  4. I definitely noticed the lack of gender analysis of the Tuscon shooting. Especially since the 2 most talked about victims are a woman and a girl: Rep. Gabrielle Giffords and 9 year old Christina Taylor Green.

    The lack of a gendered analysis of a mass murder was most apparent to me a few years ago after the Amish school shooting. A man shot 10 girls in their classroom after dismissing all the boys in the class. The news reporting went from covering the basic facts of the case to covering Amish community’s response to the shooting which was forgiveness.

    Honestly, I don’t think that we as a country would even know what to do if this was actually analyzed via gender. We can barely talk about the violent nature of America let alone the prevalence of violence against women. Honest discussion about the darker aspects of society are absent from the discourse unless they can be ascribed to a “minority” community.

  5. I saw this in the NY Times today:

    “It was also the aggressive, often sexist things that [Jared Loughner] said [that unnerved the female bank tellers], including asserting that women should not be allowed to hold positions of power or authority.”

    http://nyti.ms/g3ECv1

    Yet no one wants to talk about the gender aspects of the shooting…

  6. Something I had not considered but very much worth consideration–which is what I’ll be up to tonight.

    “I don’t hold my breath; I don’t hold my pen either.” Heck yeah!

  7. Mainstream Americans are not ready to have a conversation about how historically, progress has been bloody.

    As the Right continues to lose ground, they are going to increasingly encourage (if not commit) these types of targeted, gendered, political acts of violence to intimidate us into self-disenfranchising from the electorate. Don’t let them win an inch.
    =====
    This is both profound and many ways really real.

    The extent to which this was an act of terrorism is profound.
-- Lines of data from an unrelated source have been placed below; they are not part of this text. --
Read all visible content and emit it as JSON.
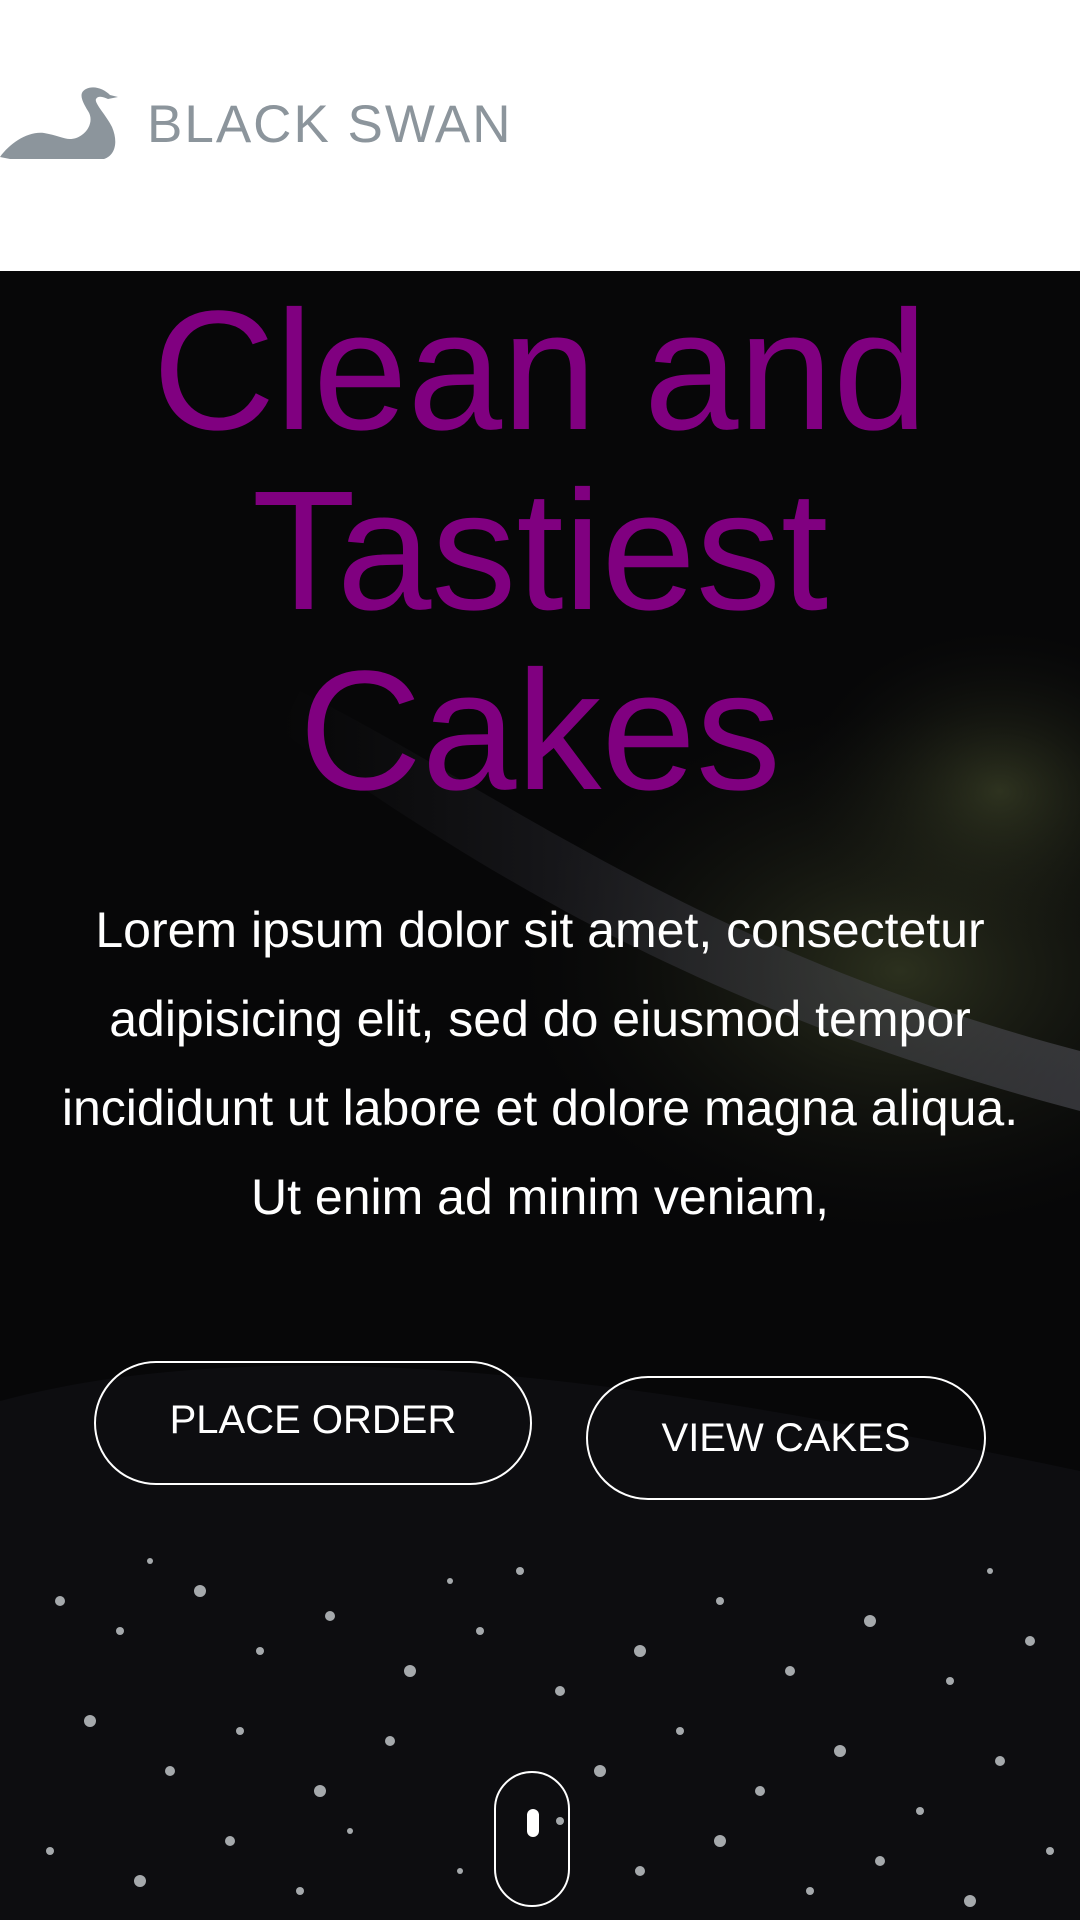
{
  "header": {
    "logo_text": "BLACK SWAN",
    "logo_icon": "swan-icon"
  },
  "hero": {
    "headline": "Clean and\nTastiest\nCakes",
    "paragraph": "Lorem ipsum dolor sit amet, consectetur adipisicing elit, sed do eiusmod tempor incididunt ut labore et dolore magna aliqua. Ut enim ad minim veniam,",
    "place_order_label": "PLACE ORDER",
    "view_cakes_label": "VIEW CAKES",
    "scroll_icon": "mouse-scroll-icon"
  },
  "colors": {
    "headline": "#800080",
    "logo": "#8c959c",
    "hero_background": "#070708",
    "text": "#ffffff"
  }
}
To call it that publicly would be incredibly profound.

    Thank you for stopping by and commenting.

    ~R